WHAT NEEDS TO BE DONE:
Answer with a number only: how many lines of the entries below contain the word "icon"?

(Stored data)
● ● ● ● ●
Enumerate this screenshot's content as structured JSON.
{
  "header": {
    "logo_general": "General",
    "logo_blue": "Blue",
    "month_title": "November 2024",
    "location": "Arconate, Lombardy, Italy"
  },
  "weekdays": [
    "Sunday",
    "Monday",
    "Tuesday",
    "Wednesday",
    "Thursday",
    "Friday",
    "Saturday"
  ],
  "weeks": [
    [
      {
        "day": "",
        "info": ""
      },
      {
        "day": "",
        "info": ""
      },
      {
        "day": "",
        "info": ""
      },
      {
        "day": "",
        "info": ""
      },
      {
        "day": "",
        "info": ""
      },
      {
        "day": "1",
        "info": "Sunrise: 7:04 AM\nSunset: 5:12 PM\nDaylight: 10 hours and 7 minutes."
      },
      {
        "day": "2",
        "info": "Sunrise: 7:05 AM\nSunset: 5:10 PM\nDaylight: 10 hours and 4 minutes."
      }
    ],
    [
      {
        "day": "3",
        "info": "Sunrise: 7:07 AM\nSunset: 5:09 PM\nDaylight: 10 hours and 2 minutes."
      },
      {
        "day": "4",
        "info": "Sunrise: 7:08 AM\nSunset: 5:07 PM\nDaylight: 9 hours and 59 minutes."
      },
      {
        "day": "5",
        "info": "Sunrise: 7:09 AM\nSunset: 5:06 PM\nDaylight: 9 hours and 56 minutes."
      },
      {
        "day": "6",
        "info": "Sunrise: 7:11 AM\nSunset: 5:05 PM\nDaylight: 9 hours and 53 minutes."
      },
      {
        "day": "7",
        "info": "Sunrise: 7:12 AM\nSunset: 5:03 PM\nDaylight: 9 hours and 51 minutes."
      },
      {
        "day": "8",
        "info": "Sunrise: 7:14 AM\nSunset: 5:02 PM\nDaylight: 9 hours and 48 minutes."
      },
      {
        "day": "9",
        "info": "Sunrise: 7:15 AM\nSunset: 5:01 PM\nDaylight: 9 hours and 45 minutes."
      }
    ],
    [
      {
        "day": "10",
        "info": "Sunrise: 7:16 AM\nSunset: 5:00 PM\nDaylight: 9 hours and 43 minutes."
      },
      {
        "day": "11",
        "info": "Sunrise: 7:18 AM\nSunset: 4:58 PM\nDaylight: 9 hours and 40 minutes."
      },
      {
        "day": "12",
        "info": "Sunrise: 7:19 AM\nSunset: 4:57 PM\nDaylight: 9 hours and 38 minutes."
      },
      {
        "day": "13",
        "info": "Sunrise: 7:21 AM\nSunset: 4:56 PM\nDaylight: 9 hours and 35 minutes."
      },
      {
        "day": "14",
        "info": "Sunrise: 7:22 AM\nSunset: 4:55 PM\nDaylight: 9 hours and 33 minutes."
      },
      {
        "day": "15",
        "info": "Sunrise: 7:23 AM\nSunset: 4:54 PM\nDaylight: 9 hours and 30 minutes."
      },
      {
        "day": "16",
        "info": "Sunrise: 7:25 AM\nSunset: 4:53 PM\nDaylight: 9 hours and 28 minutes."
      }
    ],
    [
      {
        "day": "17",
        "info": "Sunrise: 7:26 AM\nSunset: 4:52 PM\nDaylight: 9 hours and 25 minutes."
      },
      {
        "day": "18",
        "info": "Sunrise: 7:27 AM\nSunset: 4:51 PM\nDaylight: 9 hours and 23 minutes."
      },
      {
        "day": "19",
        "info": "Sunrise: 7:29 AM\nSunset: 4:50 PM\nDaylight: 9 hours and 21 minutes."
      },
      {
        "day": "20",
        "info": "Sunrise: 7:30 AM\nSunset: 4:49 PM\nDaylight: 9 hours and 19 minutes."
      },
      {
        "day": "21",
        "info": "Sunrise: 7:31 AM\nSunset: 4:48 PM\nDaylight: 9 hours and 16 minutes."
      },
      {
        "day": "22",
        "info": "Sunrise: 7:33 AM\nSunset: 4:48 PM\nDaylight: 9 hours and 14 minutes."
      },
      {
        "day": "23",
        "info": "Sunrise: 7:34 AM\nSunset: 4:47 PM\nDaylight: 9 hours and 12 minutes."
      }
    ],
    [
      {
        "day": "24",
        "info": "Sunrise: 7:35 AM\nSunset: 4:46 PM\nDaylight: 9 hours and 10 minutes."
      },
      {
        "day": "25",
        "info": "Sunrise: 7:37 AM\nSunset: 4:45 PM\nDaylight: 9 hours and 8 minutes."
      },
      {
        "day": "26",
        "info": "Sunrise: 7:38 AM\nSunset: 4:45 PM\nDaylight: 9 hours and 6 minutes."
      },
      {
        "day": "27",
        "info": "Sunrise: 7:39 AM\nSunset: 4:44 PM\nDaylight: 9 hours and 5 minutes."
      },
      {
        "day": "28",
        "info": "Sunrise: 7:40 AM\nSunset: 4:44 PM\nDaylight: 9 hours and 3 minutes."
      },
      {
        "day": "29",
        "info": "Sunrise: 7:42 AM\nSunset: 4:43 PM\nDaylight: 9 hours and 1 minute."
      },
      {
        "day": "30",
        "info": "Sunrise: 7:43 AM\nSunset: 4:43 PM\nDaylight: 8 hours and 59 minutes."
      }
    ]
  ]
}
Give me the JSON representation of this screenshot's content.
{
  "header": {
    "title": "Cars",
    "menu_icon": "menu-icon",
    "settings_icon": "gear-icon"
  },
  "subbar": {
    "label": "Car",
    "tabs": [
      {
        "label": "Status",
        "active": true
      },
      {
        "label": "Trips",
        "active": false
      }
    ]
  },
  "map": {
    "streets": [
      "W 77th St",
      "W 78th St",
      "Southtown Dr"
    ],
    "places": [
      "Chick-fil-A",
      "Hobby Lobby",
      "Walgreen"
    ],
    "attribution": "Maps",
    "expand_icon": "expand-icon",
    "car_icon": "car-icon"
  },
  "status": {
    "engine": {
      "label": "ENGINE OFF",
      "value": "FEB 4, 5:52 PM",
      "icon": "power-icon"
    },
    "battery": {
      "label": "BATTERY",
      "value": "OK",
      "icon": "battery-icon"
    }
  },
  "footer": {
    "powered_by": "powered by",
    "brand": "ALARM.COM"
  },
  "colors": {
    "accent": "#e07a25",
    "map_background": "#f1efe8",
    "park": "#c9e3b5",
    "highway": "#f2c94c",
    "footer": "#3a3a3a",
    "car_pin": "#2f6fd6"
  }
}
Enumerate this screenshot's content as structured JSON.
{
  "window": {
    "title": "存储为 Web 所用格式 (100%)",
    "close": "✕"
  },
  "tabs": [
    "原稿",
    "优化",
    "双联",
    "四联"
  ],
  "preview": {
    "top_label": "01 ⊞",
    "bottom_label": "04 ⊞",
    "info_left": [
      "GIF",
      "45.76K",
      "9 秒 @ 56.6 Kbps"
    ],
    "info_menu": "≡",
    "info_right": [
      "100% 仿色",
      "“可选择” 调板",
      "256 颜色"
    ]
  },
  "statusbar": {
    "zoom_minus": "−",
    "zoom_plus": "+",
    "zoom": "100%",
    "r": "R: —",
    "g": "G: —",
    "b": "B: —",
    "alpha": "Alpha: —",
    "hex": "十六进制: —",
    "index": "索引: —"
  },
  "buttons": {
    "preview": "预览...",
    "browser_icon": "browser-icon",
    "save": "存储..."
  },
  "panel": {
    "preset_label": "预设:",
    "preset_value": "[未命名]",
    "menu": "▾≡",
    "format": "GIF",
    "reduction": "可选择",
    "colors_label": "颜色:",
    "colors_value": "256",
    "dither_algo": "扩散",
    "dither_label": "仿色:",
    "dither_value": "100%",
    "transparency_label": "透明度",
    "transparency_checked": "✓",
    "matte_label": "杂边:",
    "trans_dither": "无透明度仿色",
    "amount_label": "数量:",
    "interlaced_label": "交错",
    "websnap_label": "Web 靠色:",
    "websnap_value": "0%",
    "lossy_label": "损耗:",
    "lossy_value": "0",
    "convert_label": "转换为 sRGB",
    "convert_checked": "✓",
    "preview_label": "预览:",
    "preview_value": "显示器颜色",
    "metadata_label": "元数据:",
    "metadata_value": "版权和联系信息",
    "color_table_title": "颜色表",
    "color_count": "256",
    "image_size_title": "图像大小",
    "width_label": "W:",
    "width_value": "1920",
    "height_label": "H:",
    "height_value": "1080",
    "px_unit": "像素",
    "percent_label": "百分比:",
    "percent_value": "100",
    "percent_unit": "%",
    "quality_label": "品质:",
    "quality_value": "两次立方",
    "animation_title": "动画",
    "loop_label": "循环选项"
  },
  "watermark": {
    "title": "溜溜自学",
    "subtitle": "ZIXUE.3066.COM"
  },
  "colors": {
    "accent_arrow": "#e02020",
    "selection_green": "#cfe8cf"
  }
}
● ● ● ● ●
THE COMPLETED TASK:
7